Your goal:
Among the lines below, list those containing the string "value".

Extracted data entries:

"""

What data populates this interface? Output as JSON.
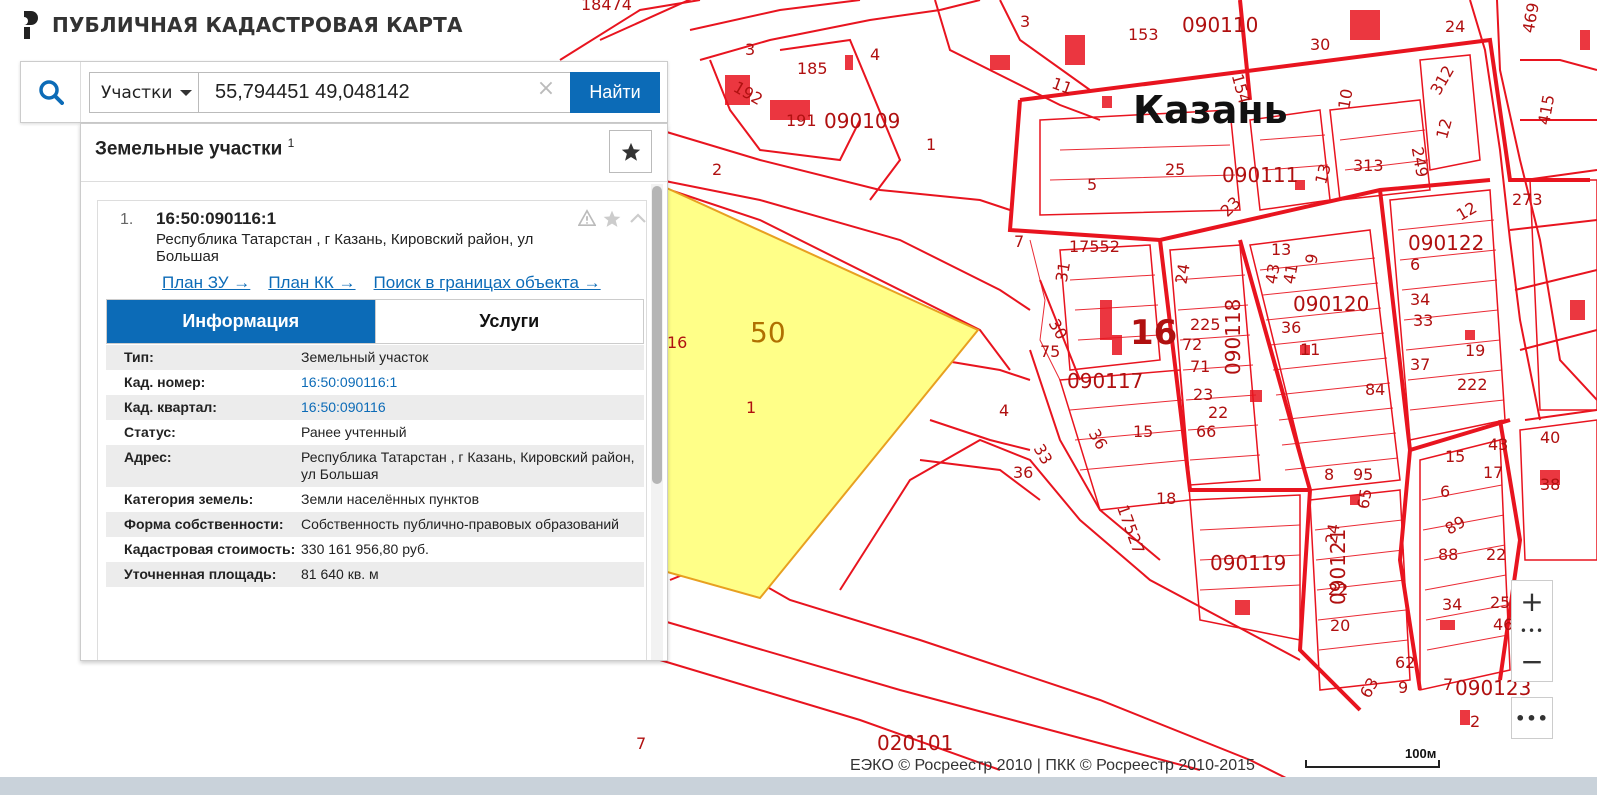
{
  "app": {
    "title": "ПУБЛИЧНАЯ КАДАСТРОВАЯ КАРТА"
  },
  "search": {
    "type_label": "Участки",
    "query": "55,794451 49,048142",
    "clear_label": "×",
    "submit_label": "Найти"
  },
  "results": {
    "title": "Земельные участки",
    "count": "1",
    "items": [
      {
        "index": "1.",
        "cad_number": "16:50:090116:1",
        "address": "Республика Татарстан , г Казань, Кировский район, ул Большая",
        "links": [
          {
            "label": "План ЗУ →"
          },
          {
            "label": "План КК →"
          },
          {
            "label": "Поиск в границах объекта →"
          }
        ],
        "tabs": [
          {
            "label": "Информация"
          },
          {
            "label": "Услуги"
          }
        ],
        "fields": [
          {
            "key": "Тип:",
            "value": "Земельный участок"
          },
          {
            "key": "Кад. номер:",
            "value": "16:50:090116:1"
          },
          {
            "key": "Кад. квартал:",
            "value": "16:50:090116"
          },
          {
            "key": "Статус:",
            "value": "Ранее учтенный"
          },
          {
            "key": "Адрес:",
            "value": "Республика Татарстан , г Казань, Кировский район, ул Большая"
          },
          {
            "key": "Категория земель:",
            "value": "Земли населённых пунктов"
          },
          {
            "key": "Форма собственности:",
            "value": "Собственность публично-правовых образований"
          },
          {
            "key": "Кадастровая стоимость:",
            "value": "330 161 956,80 руб."
          },
          {
            "key": "Уточненная площадь:",
            "value": "81 640 кв. м"
          }
        ]
      }
    ]
  },
  "map": {
    "city_label": "Казань",
    "district_label": "16",
    "parcel_number": "50",
    "labels": [
      "18474",
      "3",
      "090110",
      "153",
      "30",
      "24",
      "469",
      "185",
      "4",
      "192",
      "191",
      "090109",
      "1",
      "11",
      "154",
      "10",
      "312",
      "415",
      "2",
      "25",
      "5",
      "313",
      "249",
      "12",
      "090111",
      "13",
      "23",
      "273",
      "7",
      "17552",
      "090122",
      "31",
      "30",
      "16",
      "13",
      "41",
      "43",
      "9",
      "6",
      "090120",
      "34",
      "33",
      "36",
      "11",
      "24",
      "090117",
      "225",
      "72",
      "71",
      "090118",
      "19",
      "75",
      "15",
      "84",
      "222",
      "4",
      "37",
      "23",
      "36",
      "66",
      "33",
      "36",
      "95",
      "8",
      "17527",
      "18",
      "40",
      "43",
      "15",
      "17",
      "6",
      "89",
      "88",
      "22",
      "34",
      "25",
      "46",
      "65",
      "090119",
      "24",
      "22",
      "090121",
      "20",
      "62",
      "63",
      "9",
      "090123",
      "7",
      "020101"
    ],
    "colors": {
      "boundary": "#e8141f",
      "highlight_fill": "#ffff88",
      "building": "#e8141f"
    }
  },
  "controls": {
    "zoom_in": "+",
    "zoom_out": "−",
    "zoom_dots": "•••",
    "more": "•••"
  },
  "footer": {
    "copyright": "ЕЭКО © Росреестр 2010 | ПКК © Росреестр 2010-2015",
    "scale_label": "100м"
  }
}
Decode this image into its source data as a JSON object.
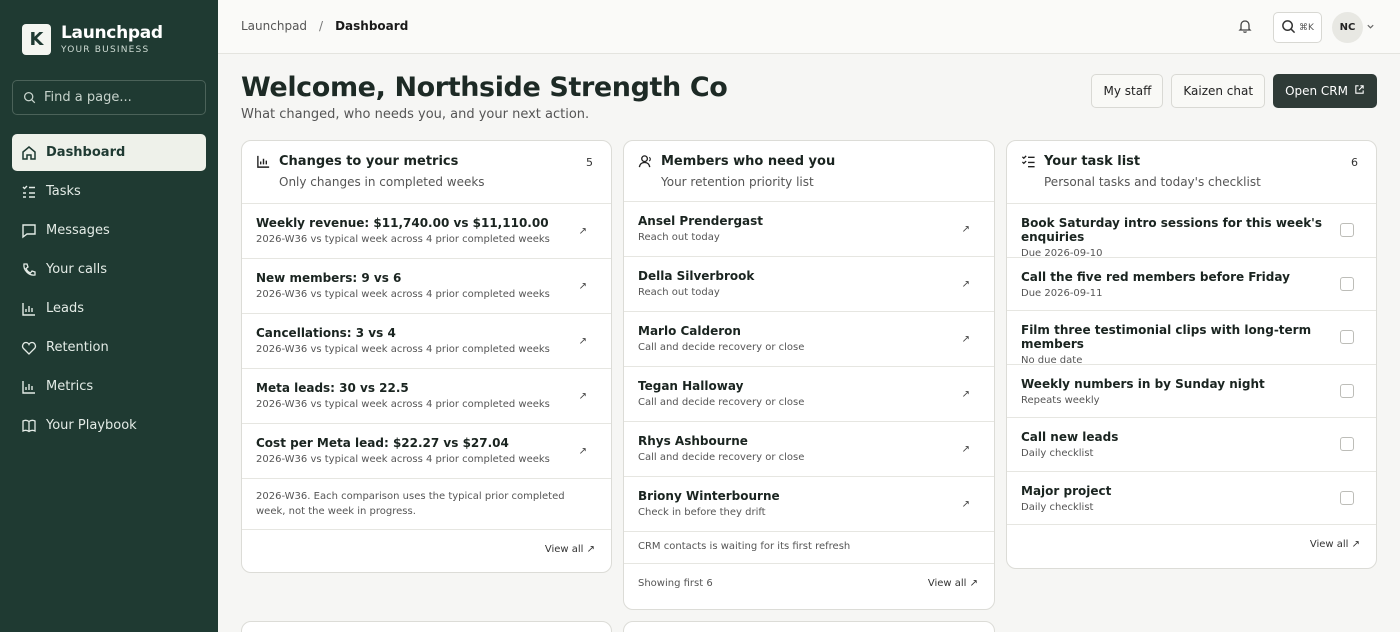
{
  "brand": {
    "logo_letter": "K",
    "name": "Launchpad",
    "tagline": "YOUR BUSINESS"
  },
  "sidebar": {
    "search_placeholder": "Find a page...",
    "items": [
      {
        "label": "Dashboard",
        "icon": "home-icon",
        "active": true
      },
      {
        "label": "Tasks",
        "icon": "tasks-icon"
      },
      {
        "label": "Messages",
        "icon": "message-icon"
      },
      {
        "label": "Your calls",
        "icon": "phone-icon"
      },
      {
        "label": "Leads",
        "icon": "bar-chart-icon"
      },
      {
        "label": "Retention",
        "icon": "heart-icon"
      },
      {
        "label": "Metrics",
        "icon": "bar-chart-icon"
      },
      {
        "label": "Your Playbook",
        "icon": "book-icon"
      }
    ]
  },
  "topbar": {
    "breadcrumb": [
      "Launchpad",
      "Dashboard"
    ],
    "separator": "/",
    "shortcut": "⌘K",
    "avatar_initials": "NC"
  },
  "header": {
    "title": "Welcome, Northside Strength Co",
    "subtitle": "What changed, who needs you, and your next action.",
    "buttons": [
      "My staff",
      "Kaizen chat",
      "Open CRM"
    ]
  },
  "metrics_card": {
    "title": "Changes to your metrics",
    "subtitle": "Only changes in completed weeks",
    "count": "5",
    "rows": [
      {
        "title": "Weekly revenue: $11,740.00 vs $11,110.00",
        "sub": "2026-W36 vs typical week across 4 prior completed weeks"
      },
      {
        "title": "New members: 9 vs 6",
        "sub": "2026-W36 vs typical week across 4 prior completed weeks"
      },
      {
        "title": "Cancellations: 3 vs 4",
        "sub": "2026-W36 vs typical week across 4 prior completed weeks"
      },
      {
        "title": "Meta leads: 30 vs 22.5",
        "sub": "2026-W36 vs typical week across 4 prior completed weeks"
      },
      {
        "title": "Cost per Meta lead: $22.27 vs $27.04",
        "sub": "2026-W36 vs typical week across 4 prior completed weeks"
      }
    ],
    "note": "2026-W36. Each comparison uses the typical prior completed week, not the week in progress.",
    "view_all": "View all"
  },
  "members_card": {
    "title": "Members who need you",
    "subtitle": "Your retention priority list",
    "rows": [
      {
        "title": "Ansel Prendergast",
        "sub": "Reach out today"
      },
      {
        "title": "Della Silverbrook",
        "sub": "Reach out today"
      },
      {
        "title": "Marlo Calderon",
        "sub": "Call and decide recovery or close"
      },
      {
        "title": "Tegan Halloway",
        "sub": "Call and decide recovery or close"
      },
      {
        "title": "Rhys Ashbourne",
        "sub": "Call and decide recovery or close"
      },
      {
        "title": "Briony Winterbourne",
        "sub": "Check in before they drift"
      }
    ],
    "notice": "CRM contacts is waiting for its first refresh",
    "showing": "Showing first 6",
    "view_all": "View all"
  },
  "tasks_card": {
    "title": "Your task list",
    "subtitle": "Personal tasks and today's checklist",
    "count": "6",
    "rows": [
      {
        "title": "Book Saturday intro sessions for this week's enquiries",
        "sub": "Due 2026-09-10"
      },
      {
        "title": "Call the five red members before Friday",
        "sub": "Due 2026-09-11"
      },
      {
        "title": "Film three testimonial clips with long-term members",
        "sub": "No due date"
      },
      {
        "title": "Weekly numbers in by Sunday night",
        "sub": "Repeats weekly"
      },
      {
        "title": "Call new leads",
        "sub": "Daily checklist"
      },
      {
        "title": "Major project",
        "sub": "Daily checklist"
      }
    ],
    "view_all": "View all"
  },
  "colors": {
    "sidebar_bg": "#1f3a32",
    "primary_dark": "#2f3b37",
    "background": "#f6f6f4"
  }
}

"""

Task output:
            "value": "Земельный участок"
            "value": "16:50:090116:1"
            "value": "16:50:090116"
            "value": "Ранее учтенный"
            "value": "Республика Татарстан , г Казань, Кировский район, ул Большая"
            "value": "Земли населённых пунктов"
            "value": "Собственность публично-правовых образований"
            "value": "330 161 956,80 руб."
            "value": "81 640 кв. м"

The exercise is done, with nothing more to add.